* **Task brief**: Please copy each line from the entries that contains the string "audio".

* **Data listing**:
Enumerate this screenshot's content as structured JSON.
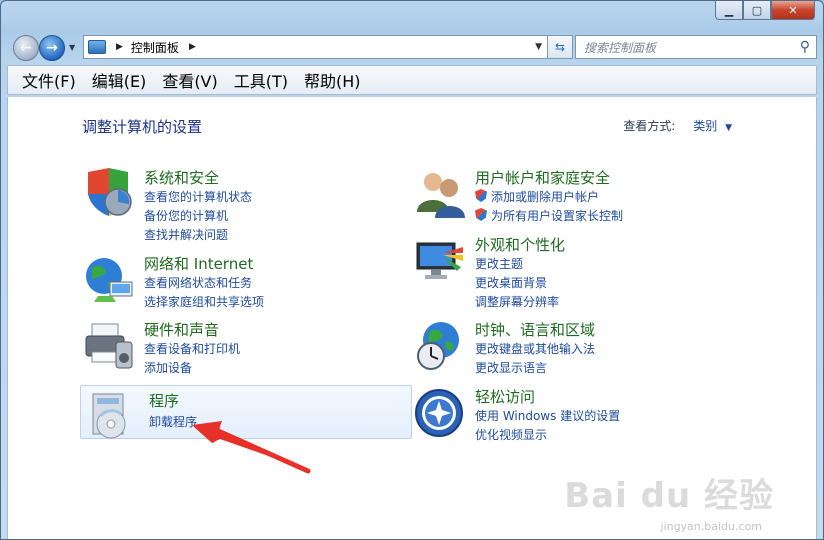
{
  "address": {
    "location": "控制面板"
  },
  "search": {
    "placeholder": "搜索控制面板"
  },
  "menu": [
    "文件(F)",
    "编辑(E)",
    "查看(V)",
    "工具(T)",
    "帮助(H)"
  ],
  "page": {
    "title": "调整计算机的设置",
    "view_by_label": "查看方式:",
    "view_by_value": "类别"
  },
  "categories": {
    "system": {
      "title": "系统和安全",
      "links": [
        "查看您的计算机状态",
        "备份您的计算机",
        "查找并解决问题"
      ]
    },
    "network": {
      "title": "网络和 Internet",
      "links": [
        "查看网络状态和任务",
        "选择家庭组和共享选项"
      ]
    },
    "hardware": {
      "title": "硬件和声音",
      "links": [
        "查看设备和打印机",
        "添加设备"
      ]
    },
    "programs": {
      "title": "程序",
      "links": [
        "卸载程序"
      ]
    },
    "users": {
      "title": "用户帐户和家庭安全",
      "links": [
        "添加或删除用户帐户",
        "为所有用户设置家长控制"
      ]
    },
    "appearance": {
      "title": "外观和个性化",
      "links": [
        "更改主题",
        "更改桌面背景",
        "调整屏幕分辨率"
      ]
    },
    "clock": {
      "title": "时钟、语言和区域",
      "links": [
        "更改键盘或其他输入法",
        "更改显示语言"
      ]
    },
    "ease": {
      "title": "轻松访问",
      "links": [
        "使用 Windows 建议的设置",
        "优化视频显示"
      ]
    }
  },
  "watermark": {
    "brand": "Bai du 经验",
    "url": "jingyan.baidu.com"
  },
  "colors": {
    "heading_green": "#1e6b20",
    "link_blue": "#1e4a9c",
    "arrow_red": "#e8302a"
  }
}
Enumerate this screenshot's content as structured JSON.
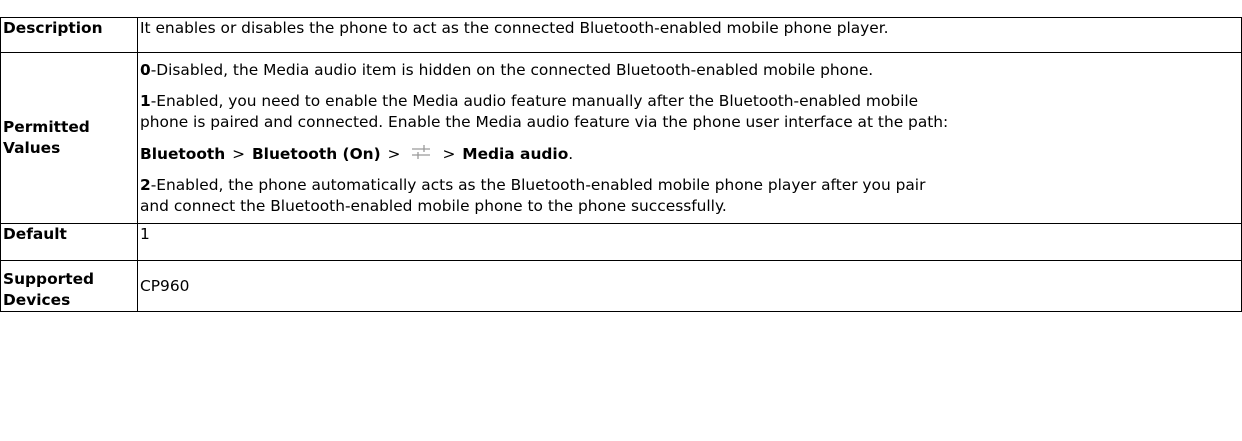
{
  "table": {
    "description": {
      "label": "Description",
      "text": "It enables or disables the phone to act as the connected Bluetooth-enabled mobile phone player."
    },
    "permitted_values": {
      "label_line1": "Permitted",
      "label_line2": "Values",
      "option0_value": "0",
      "option0_text": "-Disabled, the Media audio item is hidden on the connected Bluetooth-enabled mobile phone.",
      "option1_value": "1",
      "option1_text_line1": "-Enabled, you need to enable the Media audio feature manually after the Bluetooth-enabled mobile",
      "option1_text_line2": "phone is paired and connected. Enable the Media audio feature via the phone user interface at the path:",
      "path_step1": "Bluetooth",
      "path_sep1": ">",
      "path_step2": "Bluetooth (On)",
      "path_sep2": ">",
      "path_icon": "settings-sliders-icon",
      "path_sep3": ">",
      "path_step4": "Media audio",
      "path_end": ".",
      "option2_value": "2",
      "option2_text_line1": "-Enabled, the phone automatically acts as the Bluetooth-enabled mobile phone player after you pair",
      "option2_text_line2": "and connect the Bluetooth-enabled mobile phone to the phone successfully."
    },
    "default": {
      "label": "Default",
      "value": "1"
    },
    "supported_devices": {
      "label_line1": "Supported",
      "label_line2": "Devices",
      "value": "CP960"
    }
  },
  "colors": {
    "border": "#000000",
    "text": "#000000",
    "icon": "#9a9a9a"
  }
}
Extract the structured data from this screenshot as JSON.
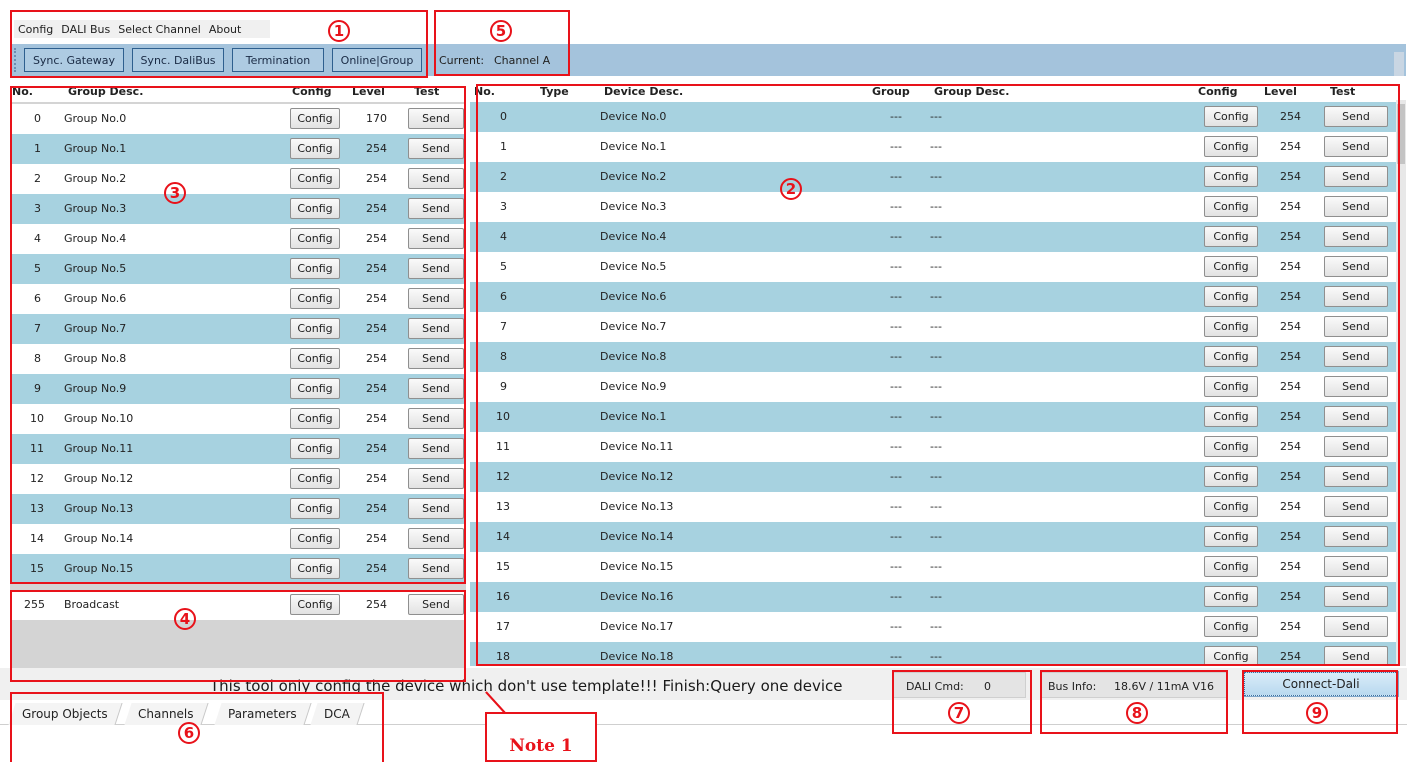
{
  "menu": [
    "Config",
    "DALI Bus",
    "Select Channel",
    "About"
  ],
  "toolbar": {
    "sync_gateway": "Sync. Gateway",
    "sync_dalibus": "Sync. DaliBus",
    "termination": "Termination",
    "online_group": "Online|Group",
    "current_label": "Current:",
    "current_value": "Channel A"
  },
  "group_table": {
    "headers": {
      "no": "No.",
      "desc": "Group Desc.",
      "config": "Config",
      "level": "Level",
      "test": "Test"
    },
    "rows": [
      {
        "no": "0",
        "desc": "Group No.0",
        "level": "170"
      },
      {
        "no": "1",
        "desc": "Group No.1",
        "level": "254"
      },
      {
        "no": "2",
        "desc": "Group No.2",
        "level": "254"
      },
      {
        "no": "3",
        "desc": "Group No.3",
        "level": "254"
      },
      {
        "no": "4",
        "desc": "Group No.4",
        "level": "254"
      },
      {
        "no": "5",
        "desc": "Group No.5",
        "level": "254"
      },
      {
        "no": "6",
        "desc": "Group No.6",
        "level": "254"
      },
      {
        "no": "7",
        "desc": "Group No.7",
        "level": "254"
      },
      {
        "no": "8",
        "desc": "Group No.8",
        "level": "254"
      },
      {
        "no": "9",
        "desc": "Group No.9",
        "level": "254"
      },
      {
        "no": "10",
        "desc": "Group No.10",
        "level": "254"
      },
      {
        "no": "11",
        "desc": "Group No.11",
        "level": "254"
      },
      {
        "no": "12",
        "desc": "Group No.12",
        "level": "254"
      },
      {
        "no": "13",
        "desc": "Group No.13",
        "level": "254"
      },
      {
        "no": "14",
        "desc": "Group No.14",
        "level": "254"
      },
      {
        "no": "15",
        "desc": "Group No.15",
        "level": "254"
      }
    ],
    "config_label": "Config",
    "send_label": "Send"
  },
  "broadcast": {
    "no": "255",
    "desc": "Broadcast",
    "level": "254",
    "config_label": "Config",
    "send_label": "Send"
  },
  "device_table": {
    "headers": {
      "no": "No.",
      "type": "Type",
      "desc": "Device Desc.",
      "group": "Group",
      "group_desc": "Group Desc.",
      "config": "Config",
      "level": "Level",
      "test": "Test"
    },
    "rows": [
      {
        "no": "0",
        "desc": "Device No.0",
        "group": "---",
        "group_desc": "---",
        "level": "254"
      },
      {
        "no": "1",
        "desc": "Device No.1",
        "group": "---",
        "group_desc": "---",
        "level": "254"
      },
      {
        "no": "2",
        "desc": "Device No.2",
        "group": "---",
        "group_desc": "---",
        "level": "254"
      },
      {
        "no": "3",
        "desc": "Device No.3",
        "group": "---",
        "group_desc": "---",
        "level": "254"
      },
      {
        "no": "4",
        "desc": "Device No.4",
        "group": "---",
        "group_desc": "---",
        "level": "254"
      },
      {
        "no": "5",
        "desc": "Device No.5",
        "group": "---",
        "group_desc": "---",
        "level": "254"
      },
      {
        "no": "6",
        "desc": "Device No.6",
        "group": "---",
        "group_desc": "---",
        "level": "254"
      },
      {
        "no": "7",
        "desc": "Device No.7",
        "group": "---",
        "group_desc": "---",
        "level": "254"
      },
      {
        "no": "8",
        "desc": "Device No.8",
        "group": "---",
        "group_desc": "---",
        "level": "254"
      },
      {
        "no": "9",
        "desc": "Device No.9",
        "group": "---",
        "group_desc": "---",
        "level": "254"
      },
      {
        "no": "10",
        "desc": "Device No.1",
        "group": "---",
        "group_desc": "---",
        "level": "254"
      },
      {
        "no": "11",
        "desc": "Device No.11",
        "group": "---",
        "group_desc": "---",
        "level": "254"
      },
      {
        "no": "12",
        "desc": "Device No.12",
        "group": "---",
        "group_desc": "---",
        "level": "254"
      },
      {
        "no": "13",
        "desc": "Device No.13",
        "group": "---",
        "group_desc": "---",
        "level": "254"
      },
      {
        "no": "14",
        "desc": "Device No.14",
        "group": "---",
        "group_desc": "---",
        "level": "254"
      },
      {
        "no": "15",
        "desc": "Device No.15",
        "group": "---",
        "group_desc": "---",
        "level": "254"
      },
      {
        "no": "16",
        "desc": "Device No.16",
        "group": "---",
        "group_desc": "---",
        "level": "254"
      },
      {
        "no": "17",
        "desc": "Device No.17",
        "group": "---",
        "group_desc": "---",
        "level": "254"
      },
      {
        "no": "18",
        "desc": "Device No.18",
        "group": "---",
        "group_desc": "---",
        "level": "254"
      }
    ],
    "config_label": "Config",
    "send_label": "Send"
  },
  "status": {
    "message": "This tool only config the device which don't use template!!!   Finish:Query one device",
    "dali_cmd_label": "DALI Cmd:",
    "dali_cmd_value": "0",
    "bus_info_label": "Bus Info:",
    "bus_info_value": "18.6V / 11mA V16",
    "connect_label": "Connect-Dali"
  },
  "tabs": [
    "Group Objects",
    "Channels",
    "Parameters",
    "DCA"
  ],
  "annotations": {
    "badges": [
      "1",
      "2",
      "3",
      "4",
      "5",
      "6",
      "7",
      "8",
      "9"
    ],
    "note": "Note 1",
    "color": "#e8121a"
  },
  "colors": {
    "row_alt": "#a7d2e0",
    "toolbar": "#a4c3dc",
    "annotation": "#e8121a"
  }
}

* **Answer**:
      "option0_text": "-Disabled, the Media audio item is hidden on the connected Bluetooth-enabled mobile phone.",
      "option1_text_line1": "-Enabled, you need to enable the Media audio feature manually after the Bluetooth-enabled mobile",
      "option1_text_line2": "phone is paired and connected. Enable the Media audio feature via the phone user interface at the path:",
      "path_step4": "Media audio",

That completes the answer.